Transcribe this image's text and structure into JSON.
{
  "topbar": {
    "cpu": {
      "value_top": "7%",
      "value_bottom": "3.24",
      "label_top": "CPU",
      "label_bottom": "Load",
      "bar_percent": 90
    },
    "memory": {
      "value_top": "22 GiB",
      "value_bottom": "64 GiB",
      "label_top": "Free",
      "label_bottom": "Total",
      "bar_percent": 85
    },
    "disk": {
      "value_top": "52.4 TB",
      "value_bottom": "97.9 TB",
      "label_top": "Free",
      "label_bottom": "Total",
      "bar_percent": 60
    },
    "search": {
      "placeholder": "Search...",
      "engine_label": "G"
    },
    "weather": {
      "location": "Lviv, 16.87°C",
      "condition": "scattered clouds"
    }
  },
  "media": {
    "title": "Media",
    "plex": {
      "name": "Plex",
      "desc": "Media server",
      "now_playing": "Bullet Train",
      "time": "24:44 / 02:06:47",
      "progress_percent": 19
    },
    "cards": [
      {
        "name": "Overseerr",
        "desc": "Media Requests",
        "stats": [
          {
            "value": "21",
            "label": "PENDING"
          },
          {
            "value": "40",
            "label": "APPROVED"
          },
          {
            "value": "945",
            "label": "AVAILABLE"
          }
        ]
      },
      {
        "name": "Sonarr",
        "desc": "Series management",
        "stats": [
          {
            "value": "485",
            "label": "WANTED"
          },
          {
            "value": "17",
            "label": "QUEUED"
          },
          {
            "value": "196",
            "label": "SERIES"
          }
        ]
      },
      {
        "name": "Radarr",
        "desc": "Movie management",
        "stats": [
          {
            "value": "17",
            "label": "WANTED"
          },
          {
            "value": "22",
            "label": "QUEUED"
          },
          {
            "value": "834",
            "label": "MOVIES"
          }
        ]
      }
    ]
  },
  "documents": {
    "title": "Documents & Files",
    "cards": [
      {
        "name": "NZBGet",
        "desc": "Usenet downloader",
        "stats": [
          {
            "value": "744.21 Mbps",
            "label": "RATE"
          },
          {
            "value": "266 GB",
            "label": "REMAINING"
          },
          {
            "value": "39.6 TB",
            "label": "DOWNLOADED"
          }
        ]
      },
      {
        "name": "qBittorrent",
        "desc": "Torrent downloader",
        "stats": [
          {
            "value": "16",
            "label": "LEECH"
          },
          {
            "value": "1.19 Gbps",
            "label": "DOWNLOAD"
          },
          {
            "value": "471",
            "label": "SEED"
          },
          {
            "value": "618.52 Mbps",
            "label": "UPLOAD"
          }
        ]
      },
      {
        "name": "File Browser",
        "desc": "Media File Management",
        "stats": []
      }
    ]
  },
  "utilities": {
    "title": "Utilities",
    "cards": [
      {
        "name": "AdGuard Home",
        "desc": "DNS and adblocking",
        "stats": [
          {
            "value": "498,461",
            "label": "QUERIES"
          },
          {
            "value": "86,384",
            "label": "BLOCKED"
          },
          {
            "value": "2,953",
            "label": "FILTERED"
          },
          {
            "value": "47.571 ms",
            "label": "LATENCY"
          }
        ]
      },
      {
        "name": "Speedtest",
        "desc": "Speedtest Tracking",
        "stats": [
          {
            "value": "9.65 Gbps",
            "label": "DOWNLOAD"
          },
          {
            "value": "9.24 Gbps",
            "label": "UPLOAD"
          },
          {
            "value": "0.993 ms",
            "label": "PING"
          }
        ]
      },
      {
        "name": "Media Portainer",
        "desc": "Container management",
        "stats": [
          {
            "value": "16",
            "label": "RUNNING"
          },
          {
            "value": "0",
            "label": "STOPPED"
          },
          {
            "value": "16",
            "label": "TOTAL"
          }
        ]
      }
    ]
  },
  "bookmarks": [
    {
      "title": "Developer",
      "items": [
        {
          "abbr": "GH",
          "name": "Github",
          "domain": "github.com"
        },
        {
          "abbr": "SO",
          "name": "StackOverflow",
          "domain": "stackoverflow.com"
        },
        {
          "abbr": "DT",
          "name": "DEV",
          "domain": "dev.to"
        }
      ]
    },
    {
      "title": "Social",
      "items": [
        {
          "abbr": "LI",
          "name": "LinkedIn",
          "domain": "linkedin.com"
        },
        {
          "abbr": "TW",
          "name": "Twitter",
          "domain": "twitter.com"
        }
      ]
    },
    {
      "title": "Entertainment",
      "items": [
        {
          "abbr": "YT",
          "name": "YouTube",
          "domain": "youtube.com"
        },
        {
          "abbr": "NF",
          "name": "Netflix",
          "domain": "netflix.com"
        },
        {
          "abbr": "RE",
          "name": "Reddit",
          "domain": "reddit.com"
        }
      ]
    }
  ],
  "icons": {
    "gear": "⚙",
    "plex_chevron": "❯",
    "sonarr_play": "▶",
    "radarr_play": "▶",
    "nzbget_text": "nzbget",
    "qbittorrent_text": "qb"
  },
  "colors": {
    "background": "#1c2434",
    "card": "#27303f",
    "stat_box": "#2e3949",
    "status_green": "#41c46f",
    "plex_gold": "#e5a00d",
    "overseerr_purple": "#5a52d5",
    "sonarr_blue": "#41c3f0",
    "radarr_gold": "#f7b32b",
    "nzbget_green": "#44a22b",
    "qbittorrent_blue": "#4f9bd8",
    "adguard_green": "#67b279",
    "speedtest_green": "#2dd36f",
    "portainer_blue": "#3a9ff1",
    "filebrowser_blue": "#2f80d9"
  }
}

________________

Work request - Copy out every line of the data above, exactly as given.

Answer for the task -
Transcribe this image's text and structure into JSON.
{
  "topbar": {
    "cpu": {
      "value_top": "7%",
      "value_bottom": "3.24",
      "label_top": "CPU",
      "label_bottom": "Load",
      "bar_percent": 90
    },
    "memory": {
      "value_top": "22 GiB",
      "value_bottom": "64 GiB",
      "label_top": "Free",
      "label_bottom": "Total",
      "bar_percent": 85
    },
    "disk": {
      "value_top": "52.4 TB",
      "value_bottom": "97.9 TB",
      "label_top": "Free",
      "label_bottom": "Total",
      "bar_percent": 60
    },
    "search": {
      "placeholder": "Search...",
      "engine_label": "G"
    },
    "weather": {
      "location": "Lviv, 16.87°C",
      "condition": "scattered clouds"
    }
  },
  "media": {
    "title": "Media",
    "plex": {
      "name": "Plex",
      "desc": "Media server",
      "now_playing": "Bullet Train",
      "time": "24:44 / 02:06:47",
      "progress_percent": 19
    },
    "cards": [
      {
        "name": "Overseerr",
        "desc": "Media Requests",
        "stats": [
          {
            "value": "21",
            "label": "PENDING"
          },
          {
            "value": "40",
            "label": "APPROVED"
          },
          {
            "value": "945",
            "label": "AVAILABLE"
          }
        ]
      },
      {
        "name": "Sonarr",
        "desc": "Series management",
        "stats": [
          {
            "value": "485",
            "label": "WANTED"
          },
          {
            "value": "17",
            "label": "QUEUED"
          },
          {
            "value": "196",
            "label": "SERIES"
          }
        ]
      },
      {
        "name": "Radarr",
        "desc": "Movie management",
        "stats": [
          {
            "value": "17",
            "label": "WANTED"
          },
          {
            "value": "22",
            "label": "QUEUED"
          },
          {
            "value": "834",
            "label": "MOVIES"
          }
        ]
      }
    ]
  },
  "documents": {
    "title": "Documents & Files",
    "cards": [
      {
        "name": "NZBGet",
        "desc": "Usenet downloader",
        "stats": [
          {
            "value": "744.21 Mbps",
            "label": "RATE"
          },
          {
            "value": "266 GB",
            "label": "REMAINING"
          },
          {
            "value": "39.6 TB",
            "label": "DOWNLOADED"
          }
        ]
      },
      {
        "name": "qBittorrent",
        "desc": "Torrent downloader",
        "stats": [
          {
            "value": "16",
            "label": "LEECH"
          },
          {
            "value": "1.19 Gbps",
            "label": "DOWNLOAD"
          },
          {
            "value": "471",
            "label": "SEED"
          },
          {
            "value": "618.52 Mbps",
            "label": "UPLOAD"
          }
        ]
      },
      {
        "name": "File Browser",
        "desc": "Media File Management",
        "stats": []
      }
    ]
  },
  "utilities": {
    "title": "Utilities",
    "cards": [
      {
        "name": "AdGuard Home",
        "desc": "DNS and adblocking",
        "stats": [
          {
            "value": "498,461",
            "label": "QUERIES"
          },
          {
            "value": "86,384",
            "label": "BLOCKED"
          },
          {
            "value": "2,953",
            "label": "FILTERED"
          },
          {
            "value": "47.571 ms",
            "label": "LATENCY"
          }
        ]
      },
      {
        "name": "Speedtest",
        "desc": "Speedtest Tracking",
        "stats": [
          {
            "value": "9.65 Gbps",
            "label": "DOWNLOAD"
          },
          {
            "value": "9.24 Gbps",
            "label": "UPLOAD"
          },
          {
            "value": "0.993 ms",
            "label": "PING"
          }
        ]
      },
      {
        "name": "Media Portainer",
        "desc": "Container management",
        "stats": [
          {
            "value": "16",
            "label": "RUNNING"
          },
          {
            "value": "0",
            "label": "STOPPED"
          },
          {
            "value": "16",
            "label": "TOTAL"
          }
        ]
      }
    ]
  },
  "bookmarks": [
    {
      "title": "Developer",
      "items": [
        {
          "abbr": "GH",
          "name": "Github",
          "domain": "github.com"
        },
        {
          "abbr": "SO",
          "name": "StackOverflow",
          "domain": "stackoverflow.com"
        },
        {
          "abbr": "DT",
          "name": "DEV",
          "domain": "dev.to"
        }
      ]
    },
    {
      "title": "Social",
      "items": [
        {
          "abbr": "LI",
          "name": "LinkedIn",
          "domain": "linkedin.com"
        },
        {
          "abbr": "TW",
          "name": "Twitter",
          "domain": "twitter.com"
        }
      ]
    },
    {
      "title": "Entertainment",
      "items": [
        {
          "abbr": "YT",
          "name": "YouTube",
          "domain": "youtube.com"
        },
        {
          "abbr": "NF",
          "name": "Netflix",
          "domain": "netflix.com"
        },
        {
          "abbr": "RE",
          "name": "Reddit",
          "domain": "reddit.com"
        }
      ]
    }
  ],
  "icons": {
    "gear": "⚙",
    "plex_chevron": "❯",
    "sonarr_play": "▶",
    "radarr_play": "▶",
    "nzbget_text": "nzbget",
    "qbittorrent_text": "qb"
  },
  "colors": {
    "background": "#1c2434",
    "card": "#27303f",
    "stat_box": "#2e3949",
    "status_green": "#41c46f",
    "plex_gold": "#e5a00d",
    "overseerr_purple": "#5a52d5",
    "sonarr_blue": "#41c3f0",
    "radarr_gold": "#f7b32b",
    "nzbget_green": "#44a22b",
    "qbittorrent_blue": "#4f9bd8",
    "adguard_green": "#67b279",
    "speedtest_green": "#2dd36f",
    "portainer_blue": "#3a9ff1",
    "filebrowser_blue": "#2f80d9"
  }
}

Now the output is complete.